By JESSIE EMERSON
I really know it’s Spring now because I am seeing one perky little plant popping up its cheery little head everywhere. What a welcome sight, spots of bright yellow among the dull grasses of winter.
Doesn’t everyone have childhood memories of blowing on the dandelion seed puff and making a wish as its silky parachutes catch a ride on the wind? If you don’t, make your own childhood memory now, and blow those wishes away. What mother’s heart hasn’t been touched with joy and love when her toddler hands her a dandelion bouquet?
In America thousands of dollars and much energy is spend annually eradicating it from the “picture Perfect lawn”. It doesn’t have stickers or thorns, prickly hairs, poison roots, seeds, leaves, or flowers and it does not cause wind born allergies, so why is it persecuted? Maybe that is why it has so many aliases: Chicoria, Priest’s Crown, Dent de Lion, and more. But a dandelion by any other name is still Taraxacum officinale.
This cosmopolitan plant is a member of the Asteraceae family and originally made its home in Greece.
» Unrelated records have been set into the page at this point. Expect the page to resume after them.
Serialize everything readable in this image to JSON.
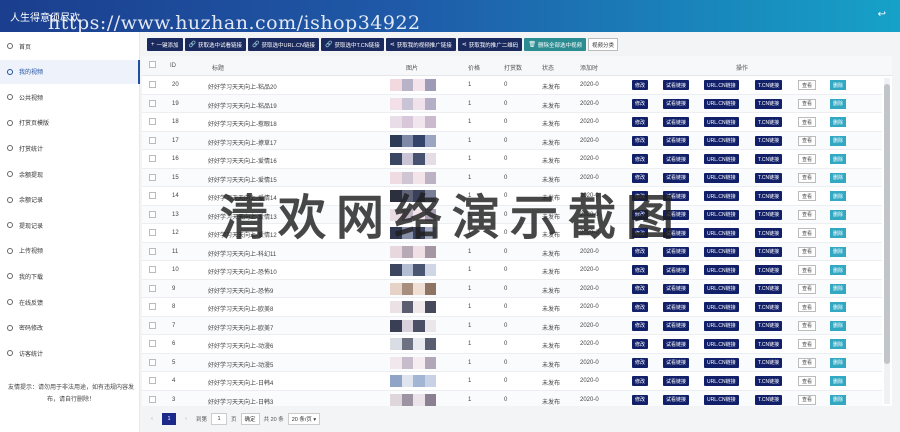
{
  "header": {
    "title": "人生得意须尽欢",
    "watermark_url": "https://www.huzhan.com/ishop34922",
    "back_icon": "↩"
  },
  "sidebar": {
    "items": [
      {
        "label": "首页",
        "icon": "home-icon"
      },
      {
        "label": "我的视频",
        "icon": "video-icon",
        "active": true
      },
      {
        "label": "公共视频",
        "icon": "public-video-icon"
      },
      {
        "label": "打赏页模版",
        "icon": "template-icon"
      },
      {
        "label": "打赏统计",
        "icon": "stats-icon"
      },
      {
        "label": "余额提现",
        "icon": "withdraw-icon"
      },
      {
        "label": "余额记录",
        "icon": "balance-icon"
      },
      {
        "label": "提现记录",
        "icon": "record-icon"
      },
      {
        "label": "上传视频",
        "icon": "upload-icon"
      },
      {
        "label": "我的下载",
        "icon": "download-icon"
      },
      {
        "label": "在线反馈",
        "icon": "feedback-icon"
      },
      {
        "label": "密码修改",
        "icon": "password-icon"
      },
      {
        "label": "访客统计",
        "icon": "visitor-icon"
      }
    ],
    "tip": "友情提示：请勿用于非法用途，如有违规内容发布，请自行删除！"
  },
  "toolbar": {
    "buttons": [
      {
        "label": "一键添加",
        "icon": "+"
      },
      {
        "label": "获取选中试看链接",
        "icon": "🔗"
      },
      {
        "label": "获取选中URL.CN链接",
        "icon": "🔗"
      },
      {
        "label": "获取选中T.CN链接",
        "icon": "🔗"
      },
      {
        "label": "获取我的视频推广链接",
        "icon": "⋖"
      },
      {
        "label": "获取我的推广二维码",
        "icon": "⋖"
      },
      {
        "label": "删除全部选中视频",
        "icon": "🗑"
      }
    ],
    "category_select": "视频分类"
  },
  "table": {
    "columns": [
      "ID",
      "标题",
      "图片",
      "价格",
      "打赏数",
      "状态",
      "添加时",
      "操作"
    ],
    "action_labels": {
      "edit": "修改",
      "trial": "试看链接",
      "urlcn": "URL.CN链接",
      "tcn": "T.CN链接",
      "view": "查看",
      "delete": "删除"
    },
    "rows": [
      {
        "id": "20",
        "title": "好好学习天天向上-粘品20",
        "price": "1",
        "tips": "0",
        "status": "未发布",
        "date": "2020-0",
        "palette": [
          "#f2d9e0",
          "#b9b3c8",
          "#f4e3ea",
          "#9e9bb6"
        ]
      },
      {
        "id": "19",
        "title": "好好学习天天向上-粘品19",
        "price": "1",
        "tips": "0",
        "status": "未发布",
        "date": "2020-0",
        "palette": [
          "#f3dfe6",
          "#c9c3d6",
          "#efe2ea",
          "#b4aec6"
        ]
      },
      {
        "id": "18",
        "title": "好好学习天天向上-惹眼18",
        "price": "1",
        "tips": "0",
        "status": "未发布",
        "date": "2020-0",
        "palette": [
          "#e9dde7",
          "#d7c7d9",
          "#f1e6ee",
          "#cbb9ce"
        ]
      },
      {
        "id": "17",
        "title": "好好学习天天向上-撩草17",
        "price": "1",
        "tips": "0",
        "status": "未发布",
        "date": "2020-0",
        "palette": [
          "#2e3b57",
          "#7e8aa7",
          "#34436a",
          "#9aa5c2"
        ]
      },
      {
        "id": "16",
        "title": "好好学习天天向上-爱情16",
        "price": "1",
        "tips": "0",
        "status": "未发布",
        "date": "2020-0",
        "palette": [
          "#3a4662",
          "#c9c3d6",
          "#46526f",
          "#e4dde6"
        ]
      },
      {
        "id": "15",
        "title": "好好学习天天向上-爱情15",
        "price": "1",
        "tips": "0",
        "status": "未发布",
        "date": "2020-0",
        "palette": [
          "#f0dbe3",
          "#d0c5d3",
          "#f3e4ea",
          "#bdb1c4"
        ]
      },
      {
        "id": "14",
        "title": "好好学习天天向上-爱情14",
        "price": "1",
        "tips": "0",
        "status": "未发布",
        "date": "2020-0",
        "palette": [
          "#2b2f3e",
          "#5e6378",
          "#39405a",
          "#7a7f98"
        ]
      },
      {
        "id": "13",
        "title": "好好学习天天向上-爱情13",
        "price": "1",
        "tips": "0",
        "status": "未发布",
        "date": "2020-0",
        "palette": [
          "#eadce3",
          "#bfb5c7",
          "#f2e4ea",
          "#ab9fb5"
        ]
      },
      {
        "id": "12",
        "title": "好好学习天天向上-爱情12",
        "price": "1",
        "tips": "0",
        "status": "未发布",
        "date": "2020-0",
        "palette": [
          "#30374e",
          "#8790a9",
          "#3a425d",
          "#a3aac1"
        ]
      },
      {
        "id": "11",
        "title": "好好学习天天向上-科幻11",
        "price": "1",
        "tips": "0",
        "status": "未发布",
        "date": "2020-0",
        "palette": [
          "#e8d8dd",
          "#b8a9b6",
          "#efe0e5",
          "#a596a4"
        ]
      },
      {
        "id": "10",
        "title": "好好学习天天向上-恐怖10",
        "price": "1",
        "tips": "0",
        "status": "未发布",
        "date": "2020-0",
        "palette": [
          "#3c4661",
          "#b3bdd3",
          "#4a5572",
          "#cfd6e6"
        ]
      },
      {
        "id": "9",
        "title": "好好学习天天向上-恐怖9",
        "price": "1",
        "tips": "0",
        "status": "未发布",
        "date": "2020-0",
        "palette": [
          "#e6d2c6",
          "#a88f7d",
          "#efdfd4",
          "#8d7463"
        ]
      },
      {
        "id": "8",
        "title": "好好学习天天向上-欧美8",
        "price": "1",
        "tips": "0",
        "status": "未发布",
        "date": "2020-0",
        "palette": [
          "#ece2e6",
          "#5b5e6f",
          "#f1e8ec",
          "#474a5b"
        ]
      },
      {
        "id": "7",
        "title": "好好学习天天向上-欧美7",
        "price": "1",
        "tips": "0",
        "status": "未发布",
        "date": "2020-0",
        "palette": [
          "#3b3f55",
          "#d9d2dc",
          "#4a4f66",
          "#ebe5ec"
        ]
      },
      {
        "id": "6",
        "title": "好好学习天天向上-动漫6",
        "price": "1",
        "tips": "0",
        "status": "未发布",
        "date": "2020-0",
        "palette": [
          "#d9dde4",
          "#6d7283",
          "#e6e9ee",
          "#585d6f"
        ]
      },
      {
        "id": "5",
        "title": "好好学习天天向上-动漫5",
        "price": "1",
        "tips": "0",
        "status": "未发布",
        "date": "2020-0",
        "palette": [
          "#f2e7ec",
          "#c7bccb",
          "#f6edf1",
          "#b2a7b8"
        ]
      },
      {
        "id": "4",
        "title": "好好学习天天向上-日韩4",
        "price": "1",
        "tips": "0",
        "status": "未发布",
        "date": "2020-0",
        "palette": [
          "#8fa4c6",
          "#dfe4ee",
          "#a2b5d3",
          "#c8d2e4"
        ]
      },
      {
        "id": "3",
        "title": "好好学习天天向上-日韩3",
        "price": "1",
        "tips": "0",
        "status": "未发布",
        "date": "2020-0",
        "palette": [
          "#dfd5dd",
          "#9d93a3",
          "#ebe3e9",
          "#8a8092"
        ]
      }
    ]
  },
  "pager": {
    "prev": "‹",
    "current": "1",
    "next": "›",
    "goto_label": "到第",
    "goto_value": "1",
    "page_unit": "页",
    "confirm": "确定",
    "total": "共 20 条",
    "page_size": "20 条/页 ▾"
  },
  "watermark_text": "清欢网络演示截图",
  "colors": {
    "nav_dark": "#1b2a5e",
    "action_blue": "#12206a",
    "delete_cyan": "#33a8c3",
    "accent": "#1f4fa0"
  }
}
European settlers brought its seeds with them to the New World where it quickly naturalized.
Almost everyone knows this plant. Rising from a rosette of dark green deeply toothed leaves is a shiny purplish stem crowned with a golden yellow flower, each bloom is made of numerous florets and contains a copious supply of nectar. The tap root is dark brown on the outside and white on the onside. The whole plant except the flower, exudes a milky sap that is very bitter to taste.
You can forecast the weather and tell time by closely observing the dandelion. In sunny weather all parts are open and outstretched. If it becomes cloudy, if rain threatens, it quickly closes the whole head. Even the nighttime dew scares this shy flower and by 5 p.m. it has closed up for the day. Beekeepers value the dandelion, as it is an early bloomer that continues until late autumn when other flowers have ceased to bloom. Their blooming cycle makes it a valuable food plant for honey and native bees.
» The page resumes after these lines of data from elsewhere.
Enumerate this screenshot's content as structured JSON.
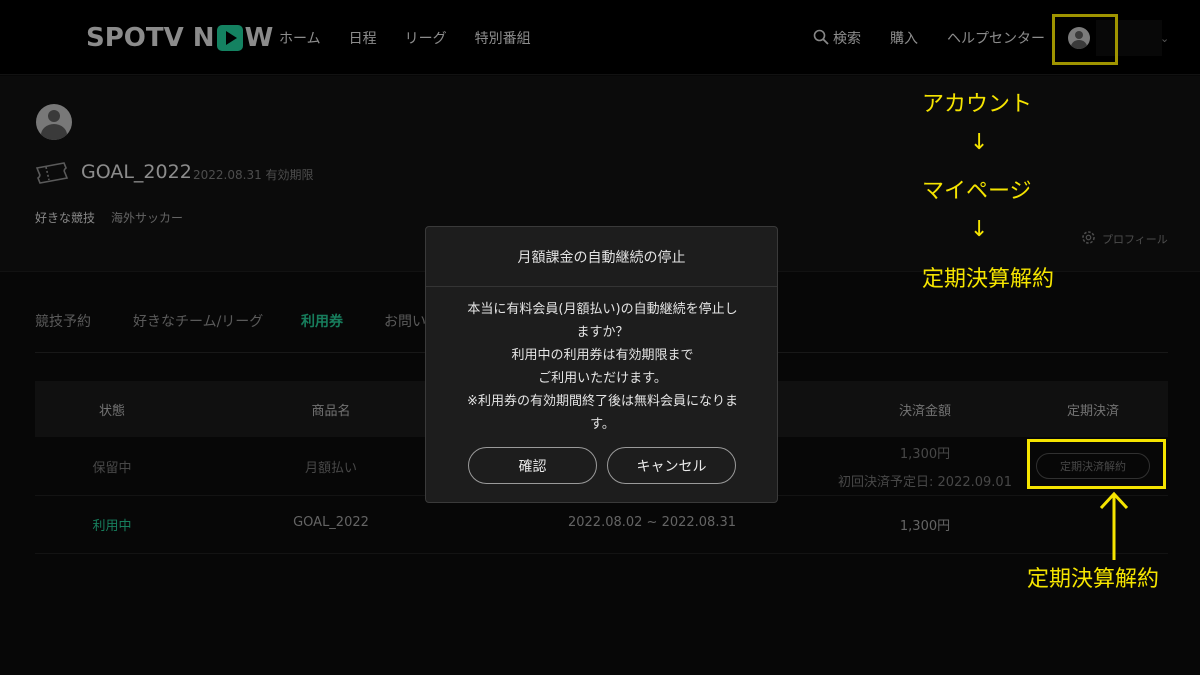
{
  "header": {
    "logo_text_1": "SPOTV N",
    "logo_text_2": "W",
    "nav": [
      "ホーム",
      "日程",
      "リーグ",
      "特別番組"
    ],
    "search_label": "検索",
    "purchase_label": "購入",
    "help_label": "ヘルプセンター"
  },
  "profile": {
    "ticket_name": "GOAL_2022",
    "ticket_expiry": "2022.08.31 有効期限",
    "fav_label": "好きな競技",
    "fav_value": "海外サッカー",
    "profile_link": "プロフィール"
  },
  "tabs": [
    "競技予約",
    "好きなチーム/リーグ",
    "利用券",
    "お問い"
  ],
  "table": {
    "headers": {
      "status": "状態",
      "product": "商品名",
      "amount": "決済金額",
      "subscription": "定期決済"
    },
    "rows": [
      {
        "status": "保留中",
        "product": "月額払い",
        "amount": "1,300円",
        "next_payment": "初回決済予定日: 2022.09.01",
        "action": "定期決済解約"
      },
      {
        "status": "利用中",
        "product": "GOAL_2022",
        "period": "2022.08.02 ~ 2022.08.31",
        "amount": "1,300円"
      }
    ]
  },
  "modal": {
    "title": "月額課金の自動継続の停止",
    "body": "本当に有料会員(月額払い)の自動継続を停止し\nますか？\n利用中の利用券は有効期限まで\nご利用いただけます。\n※利用券の有効期間終了後は無料会員になりま\nす。",
    "confirm": "確認",
    "cancel": "キャンセル"
  },
  "annotations": {
    "step1": "アカウント",
    "arrow1": "↓",
    "step2": "マイページ",
    "arrow2": "↓",
    "step3": "定期決算解約",
    "bottom_label": "定期決算解約"
  },
  "colors": {
    "accent": "#24c08e",
    "annotation": "#f5e400",
    "background": "#0b0b0b"
  }
}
All parts of the dandelion are collected and used. The young leaves are a great addition to salads or on sandwiches or steamed or sauteed like spinach. The leaves contain 7,000 unit of vitamin A per ounce. A carrot has only 175 units per ounce. One half cup contains B vitamins, iron, protein, quite a power packed little plant. The flowers are edible, adding flavor and color to salads and spreads. I coat them in a sweet tempura batter, sauté them in sunflower oil, dust lightly with organic powered sugar and serve as appetizers.
The roots are gathered in the spring for medicinal value and in the fall for its food reserve. Traditionally the roots are dried, roasted, ground and drunk as a coffee substitute. (Unlike coffee it is not a stimulant) I mix the roasted root with the roasted roots of burdock and chicory for a robust tea that contains no caffeine, only nutrition and flavor.
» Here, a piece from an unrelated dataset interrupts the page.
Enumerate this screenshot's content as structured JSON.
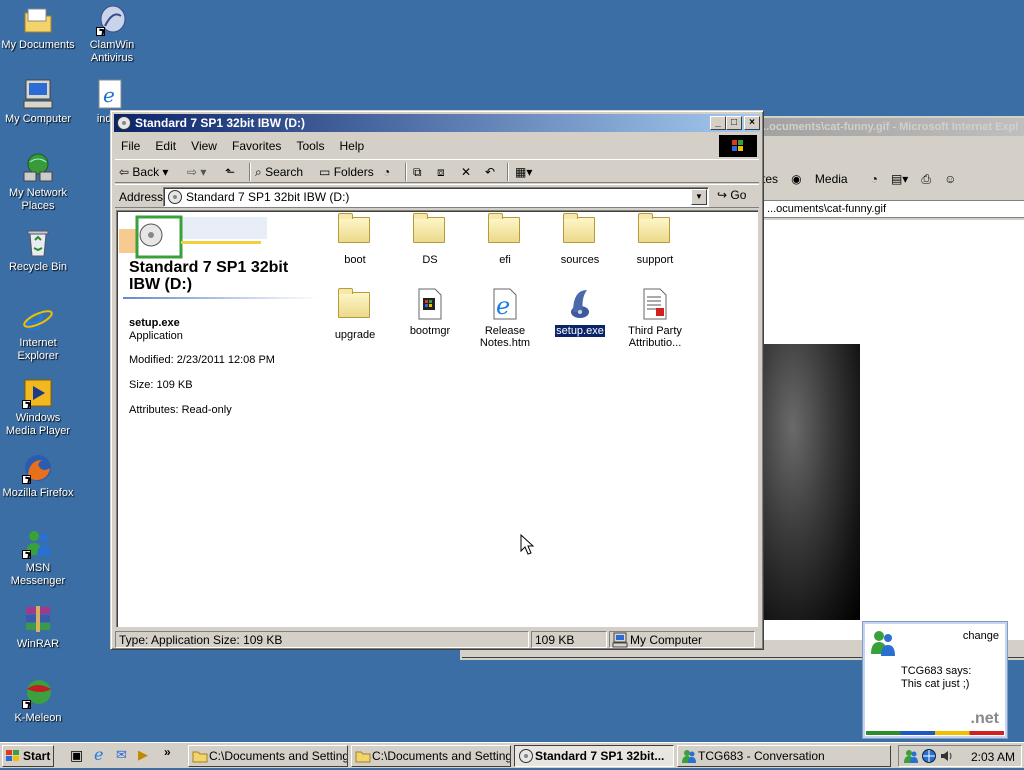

European herbalists consider the dandelion one of the best herbs for building up the blood when a person has anemia. As a diuretic (makes you urinate) it is used in kidney, bladder, hypertension disorders. Unlike pharmaceuticals, it does not leach potassium from the body. In fact, it adds potassium. It has been cultivated and used in India as a remedy for liver complaints. It is included in herbal formulas for gallstones, as its taraxacim content stimulates the flow of bile.
The dandelion is a humble plant, hunted down like an outlaw or terrorist. And yet, it continues to bloom and bring joy to children and mothers everywhere, and good health to all its human friends.
Protecting the dandelion protects the bees, the environment and us.
Yellow sundrops that hold the morning dew
You are strong
You cling to life among rocky ledges and grow through city cement
But you are also on the most Unwanted list
They dig you
They spray you
They poison the earth trying to eliminate you
What makes people hate you when you but grow where you are needed most?